Archives for posts with tag: interactive technology

Watch the future with augmented reality as realized by London designer, Keiichi Matsuda. Either it kills you or makes you stronger….

HYPER-REALITY from Keiichi Matsuda on Vimeo.

via Keiichi Matsuda’s Hyper-Reality film blurs real and virtual worlds

Taking a rather novel approach to drones, this prototype for a new breed of tiny flying robots could hail a new chapter in stealth use that mimic the insect world. These “MAVs” (micro aerial vehicles) have been difficult to control and are weighed down but New York University has developed one that is featherweight and remains stable due to its petal propulsion which is a cross between a jellyfish and moth and is not much bigger than a dime! Would make a great art installation with a few dozen too….

Jelly fly

Possibly the most disruptive technology since the internet, 3D printing is revolutionizing how design is approached and is bound to lead to some increasingly complex aesthetics. The video really says it best.


Shapeways

Professor Andrew Mills and Dr Michael McFarlane, from the University of Stratchclyde, Scotland has come up with an ingenious invention with this colourful paper bracelet that changes from yellow to pink when UV rays have reached safe limits. The acid in the paper degrades and changes colour. There is a range of bands depending on skin tones and their limits. Swedish-based Intellego Technology is commercializing it with a launch for spring 2013. The simplest ideas are often the best, after all.

Like a scene out of Total Recall, the BCI (brain-computer interface) has been developed to the point where they can be found in novelty or spywear stores. Scientists have taken an off-shelf version and shown it has the capability of hacking the brain and pulling details straight from your mind.
University of Oxford, California Berkeley and Geneva gathered computer science students. They were briefed as being part of a security experiment but nothing else. A series of banks, maps, PIN # and such were displayed and by following P300 brain signals, the scientists were able to deduce where they lived and their banks by reducing the random data by up to 40%.
This coupled with information-prying technologies like smartphones, energy smart meters and naturally, Facebook , reveals an increasingly disturbing capability to monitor almost everyone and the relative simplicity of more sophisticated attacks with even pedestrian technology. Food for thought.

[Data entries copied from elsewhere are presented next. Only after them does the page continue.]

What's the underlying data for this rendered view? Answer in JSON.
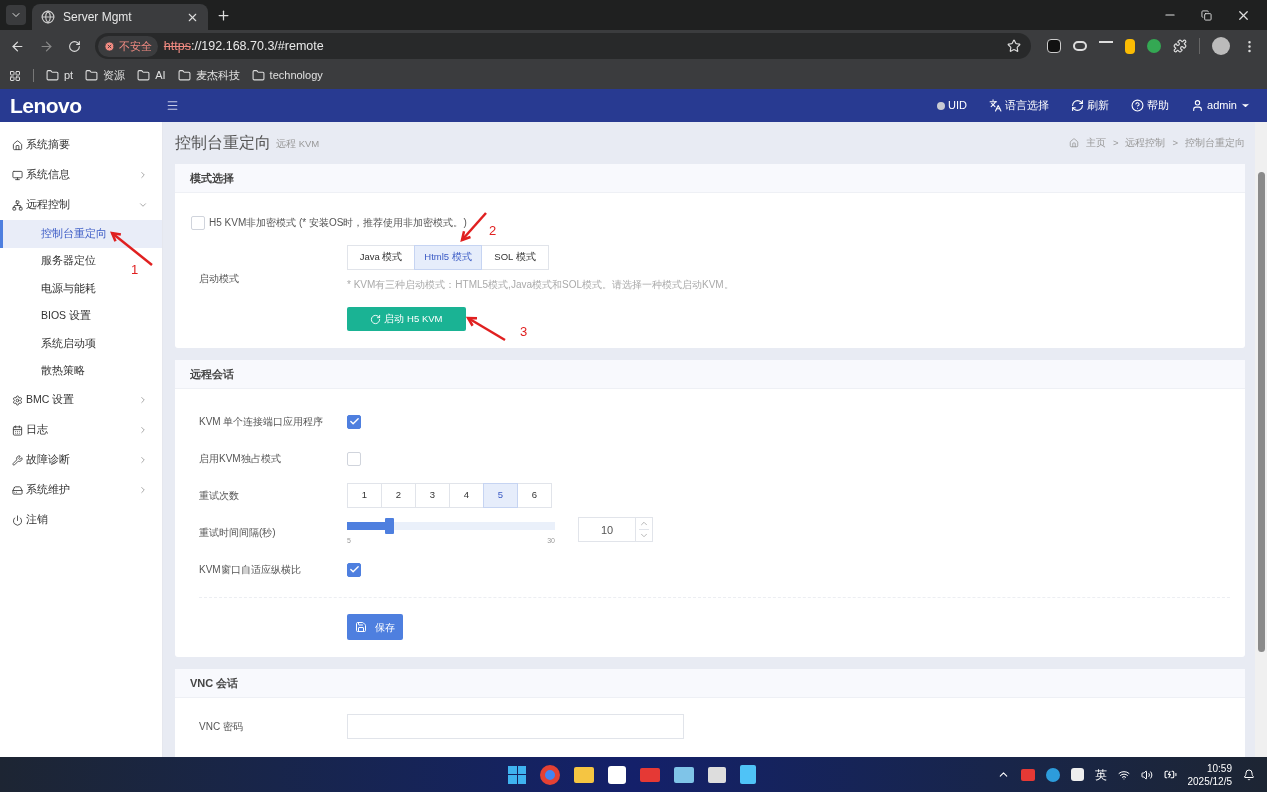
{
  "browser": {
    "tab": {
      "title": "Server Mgmt"
    },
    "security": "不安全",
    "url": {
      "scheme": "https",
      "rest": "://192.168.70.3/#remote"
    },
    "bookmarks": [
      "pt",
      "资源",
      "AI",
      "麦杰科技",
      "technology"
    ]
  },
  "header": {
    "logo": "Lenovo",
    "actions": [
      {
        "label": "UID",
        "kind": "dot"
      },
      {
        "label": "语言选择",
        "kind": "language"
      },
      {
        "label": "刷新",
        "kind": "refresh"
      },
      {
        "label": "帮助",
        "kind": "help"
      },
      {
        "label": "admin",
        "kind": "user"
      }
    ]
  },
  "sidebar": {
    "items": [
      {
        "label": "系统摘要",
        "kind": "link"
      },
      {
        "label": "系统信息",
        "kind": "group",
        "expanded": false
      },
      {
        "label": "远程控制",
        "kind": "group",
        "expanded": true,
        "children": [
          {
            "label": "控制台重定向",
            "selected": true
          },
          {
            "label": "服务器定位",
            "selected": false
          },
          {
            "label": "电源与能耗",
            "selected": false
          },
          {
            "label": "BIOS 设置",
            "selected": false
          },
          {
            "label": "系统启动项",
            "selected": false
          },
          {
            "label": "散热策略",
            "selected": false
          }
        ]
      },
      {
        "label": "BMC 设置",
        "kind": "group",
        "expanded": false
      },
      {
        "label": "日志",
        "kind": "group",
        "expanded": false
      },
      {
        "label": "故障诊断",
        "kind": "group",
        "expanded": false
      },
      {
        "label": "系统维护",
        "kind": "group",
        "expanded": false
      },
      {
        "label": "注销",
        "kind": "link"
      }
    ]
  },
  "page": {
    "title": "控制台重定向",
    "subtitle": "远程 KVM",
    "breadcrumb": [
      "主页",
      "远程控制",
      "控制台重定向"
    ],
    "breadcrumb_separator": ">"
  },
  "mode_card": {
    "title": "模式选择",
    "unencrypted": {
      "label": "H5 KVM非加密模式 (* 安装OS时，推荐使用非加密模式。)",
      "checked": false
    },
    "launch_label": "启动模式",
    "modes": [
      {
        "label": "Java 模式",
        "selected": false
      },
      {
        "label": "Html5 模式",
        "selected": true
      },
      {
        "label": "SOL 模式",
        "selected": false
      }
    ],
    "hint": "* KVM有三种启动模式：HTML5模式,Java模式和SOL模式。请选择一种模式启动KVM。",
    "start_button": "启动 H5 KVM"
  },
  "session_card": {
    "title": "远程会话",
    "rows": [
      {
        "kind": "checkbox",
        "label": "KVM 单个连接端口应用程序",
        "checked": true
      },
      {
        "kind": "checkbox",
        "label": "启用KVM独占模式",
        "checked": false
      },
      {
        "kind": "segmented",
        "label": "重试次数",
        "options": [
          {
            "label": "1",
            "selected": false
          },
          {
            "label": "2",
            "selected": false
          },
          {
            "label": "3",
            "selected": false
          },
          {
            "label": "4",
            "selected": false
          },
          {
            "label": "5",
            "selected": true
          },
          {
            "label": "6",
            "selected": false
          }
        ]
      },
      {
        "kind": "slider",
        "label": "重试时间间隔(秒)",
        "level": 0.2,
        "min": "5",
        "max": "30",
        "value": "10"
      },
      {
        "kind": "checkbox",
        "label": "KVM窗口自适应纵横比",
        "checked": true
      }
    ],
    "save_button": "保存"
  },
  "vnc_card": {
    "title": "VNC 会话",
    "fields": [
      {
        "label": "VNC 密码"
      }
    ]
  },
  "annotations": [
    "1",
    "2",
    "3"
  ],
  "taskbar": {
    "ime": "英",
    "time": "10:59",
    "date": "2025/12/5"
  }
}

Graphs showing performance of the BCI test using three different data-response classification techniques with the dashed line displaying the correlation of random guesswork (Image: Martinovic et al.)

With a mesmerizing sense of absinthe induced hallucination, Van Gogh’s ethereal 1889 masterpiece,”Starry Night” comes magically to life, its haunting swirls set alight with interactive beauty. See example below.
Get it for $1.99 @ the APP STORE

As if taking a scene from the beautiful French film, “Le Parfum” and reeling it into the 21st Century, a new chapter unfolds.
Introducing, SWALLOWABLE PARFUM, a innovative solution that permits the user to swallow a capsule and produce a fragrance that is generated from WITHIN.

Lucy McRae and synthetic biologist Sheref Mansy from Amsterdam, have produced a capsule with synthetic fragrant lipids that mimic the structure of the fat molecule found in the body, this when those lipids get metabolized by the body’s enzymes, fragrant molecules are released and excreted through the skin’s surface through perspiration. The skin acts like an atomizer for the fragrance and the resulting scent is determined by the individual: current temperature, stress, exercise or sexual arousal. Have a glimpse below:

SWALLOWABLE PARFUM® from Lucy McRae on Vimeo.

Website: http://www.swallowableparfum.com
Contact: Lucy@LucyMcrae.net

THE INDEPENDENTFriday, 18 December 2009

A new trend is emerging in the fashion world, likely to influence the way collections are conceived for the year to come: designers are increasingly calling on their followers for help.

Web aficionados Dolce & Gabbana – the Italians have both a gossipy news site, swide.com, and an e-commerce – have repeatedly asked fans for feedback on their creations or even for their own design suggestions. Apparently experiencing designer’s block while working on the upcoming ranges, Stefano Gabbana tweeted: “‘I accept suggestions on women’s collection…..(just 2day) :-)))),” and both designers have asked fans about their opinion on shoes for the next range via YouTube.

Top model Coco Rocha, who is currently working on her first clothing line, also didn’t hide her lack of inspiration when she released a video on her Oh so Coco blog, asking her followers to suggest names for the range. The post has so far attracted more than 400 responses – the winning submission has not yet been announced.

Both moves are part of a tendency of designers listening to and interacting with their customers, from made-to-measure (Prada) and customization services (Louis Vuitton) to livestreams of their fashion shows (Alexander McQueen) and open calls for them to star in their advertising campaigns (Calvin Klein).

Social media are naturally playing an important part here, with many brands launching new portals to widen their reach. Burberry, for instance, recently introduced the interactive website, theartofthetrench.com, that lets users upload pictures of how they styled their coats – which in turn is likely to influence Burberry designer Christopher Bailey’s creation process.